Colonel Paul DenoyerChef de brigade of infantry who distinguished himself repeatedly in Egypt and Syria
Born: February 11, 1768
Place of Birth: Belleville, Paris, France
Died: November 1, 1799
Cause of Death: Killed in action
Place of Death: Damietta, Egypt
Arc de Triomphe: DESNOYERS on the south pillar
The son of a wine merchant, Paul Denoyer enlisted in the army in April of 1783. At the onset of the Revolution, in 1789 he left the army on July 11th so that he could join the National Guard of Paris on July 14th. In August of 1792 Denoyer was named a chef de bataillon of the 10th Battalion of Federalists. Denoyer's next promotion came in May of 1794 when he was named chef de brigade of the 21st demi-brigade. That September he fought at the combat of Chartreuse in Belgium where he was wounded. In October of 1795 Denoyer was taken prisoner and he was not released until 1797. Once back in France he took command of the 2nd demi-brigade.
Denoyer took part in the expedition of Egypt and he distinguished himself at the Battle of the Pyramids . Continuing to serve with the Army of the Orient, in February of 1799 while serving under Junot he distinguished himself at the Battle of Nazareth. In October of 1799 Sir Sydney Smith disembarked with Turkish troops near Damietta. General Verdier reacted quickly and ordered an attack with the bayonet before all of the enemy could get ashore.
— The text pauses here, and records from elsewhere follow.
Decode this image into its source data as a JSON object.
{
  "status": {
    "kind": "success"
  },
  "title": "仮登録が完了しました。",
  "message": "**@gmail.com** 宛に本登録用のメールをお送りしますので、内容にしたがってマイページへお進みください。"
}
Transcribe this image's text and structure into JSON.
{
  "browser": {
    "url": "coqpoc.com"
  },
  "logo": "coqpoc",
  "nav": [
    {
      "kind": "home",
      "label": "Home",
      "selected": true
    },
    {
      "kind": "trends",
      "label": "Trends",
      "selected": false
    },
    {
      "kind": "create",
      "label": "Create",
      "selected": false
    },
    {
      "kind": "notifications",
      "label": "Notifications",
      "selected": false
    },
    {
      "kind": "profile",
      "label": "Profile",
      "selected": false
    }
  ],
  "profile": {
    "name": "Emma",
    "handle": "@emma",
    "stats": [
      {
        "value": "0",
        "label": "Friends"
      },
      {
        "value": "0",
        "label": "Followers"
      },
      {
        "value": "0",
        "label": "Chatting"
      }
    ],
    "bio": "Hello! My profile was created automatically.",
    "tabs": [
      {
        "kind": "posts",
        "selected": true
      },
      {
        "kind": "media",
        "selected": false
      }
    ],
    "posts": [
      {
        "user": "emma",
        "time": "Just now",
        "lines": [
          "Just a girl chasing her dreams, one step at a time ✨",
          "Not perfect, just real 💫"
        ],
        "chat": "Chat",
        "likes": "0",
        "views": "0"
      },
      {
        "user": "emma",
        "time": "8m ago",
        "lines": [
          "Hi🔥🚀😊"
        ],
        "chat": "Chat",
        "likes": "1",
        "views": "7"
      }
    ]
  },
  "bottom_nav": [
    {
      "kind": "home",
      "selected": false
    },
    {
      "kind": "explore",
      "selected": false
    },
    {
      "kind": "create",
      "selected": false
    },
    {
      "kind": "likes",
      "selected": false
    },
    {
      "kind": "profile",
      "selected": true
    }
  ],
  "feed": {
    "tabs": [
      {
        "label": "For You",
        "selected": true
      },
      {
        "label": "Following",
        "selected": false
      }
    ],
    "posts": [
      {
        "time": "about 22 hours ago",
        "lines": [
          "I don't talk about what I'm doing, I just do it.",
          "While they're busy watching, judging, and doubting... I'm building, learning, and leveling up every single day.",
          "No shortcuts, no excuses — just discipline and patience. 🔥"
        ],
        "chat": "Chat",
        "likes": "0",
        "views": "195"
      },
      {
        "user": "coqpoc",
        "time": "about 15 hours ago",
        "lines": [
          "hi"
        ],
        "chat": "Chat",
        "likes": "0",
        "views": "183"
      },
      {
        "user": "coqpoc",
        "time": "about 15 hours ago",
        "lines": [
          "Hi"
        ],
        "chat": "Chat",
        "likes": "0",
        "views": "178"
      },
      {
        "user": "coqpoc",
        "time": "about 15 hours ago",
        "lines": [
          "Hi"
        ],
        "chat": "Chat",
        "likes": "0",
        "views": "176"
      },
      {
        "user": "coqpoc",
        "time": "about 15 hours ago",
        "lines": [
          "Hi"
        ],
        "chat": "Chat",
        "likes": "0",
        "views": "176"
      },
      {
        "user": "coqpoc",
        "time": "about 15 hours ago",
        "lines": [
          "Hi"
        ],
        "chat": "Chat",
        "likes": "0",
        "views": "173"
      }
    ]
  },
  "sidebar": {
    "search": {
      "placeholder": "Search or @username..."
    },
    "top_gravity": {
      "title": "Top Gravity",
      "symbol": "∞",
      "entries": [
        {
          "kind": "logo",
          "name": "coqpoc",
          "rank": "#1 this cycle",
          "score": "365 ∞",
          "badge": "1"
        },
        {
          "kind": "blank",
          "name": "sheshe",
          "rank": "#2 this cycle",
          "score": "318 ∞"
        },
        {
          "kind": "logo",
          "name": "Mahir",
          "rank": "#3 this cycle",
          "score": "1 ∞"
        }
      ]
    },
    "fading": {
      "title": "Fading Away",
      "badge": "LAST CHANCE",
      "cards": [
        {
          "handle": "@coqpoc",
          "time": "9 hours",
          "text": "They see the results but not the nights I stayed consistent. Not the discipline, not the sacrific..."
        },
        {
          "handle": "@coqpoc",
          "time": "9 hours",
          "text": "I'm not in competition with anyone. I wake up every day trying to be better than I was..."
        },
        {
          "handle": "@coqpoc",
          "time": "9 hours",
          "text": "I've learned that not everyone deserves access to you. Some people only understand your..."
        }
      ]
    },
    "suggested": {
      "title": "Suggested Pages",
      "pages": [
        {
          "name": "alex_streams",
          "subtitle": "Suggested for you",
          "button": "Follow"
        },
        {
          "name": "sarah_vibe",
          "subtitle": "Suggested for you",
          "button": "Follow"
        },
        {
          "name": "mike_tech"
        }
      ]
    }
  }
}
Denoyer took part in this fight, the Battle of Damietta, also known as the Battle of Lesbeh, which led to a great victory for the French, but Denoyer was mortally wounded during the fighting.
Updated March 2018
© Nathan D. Jensen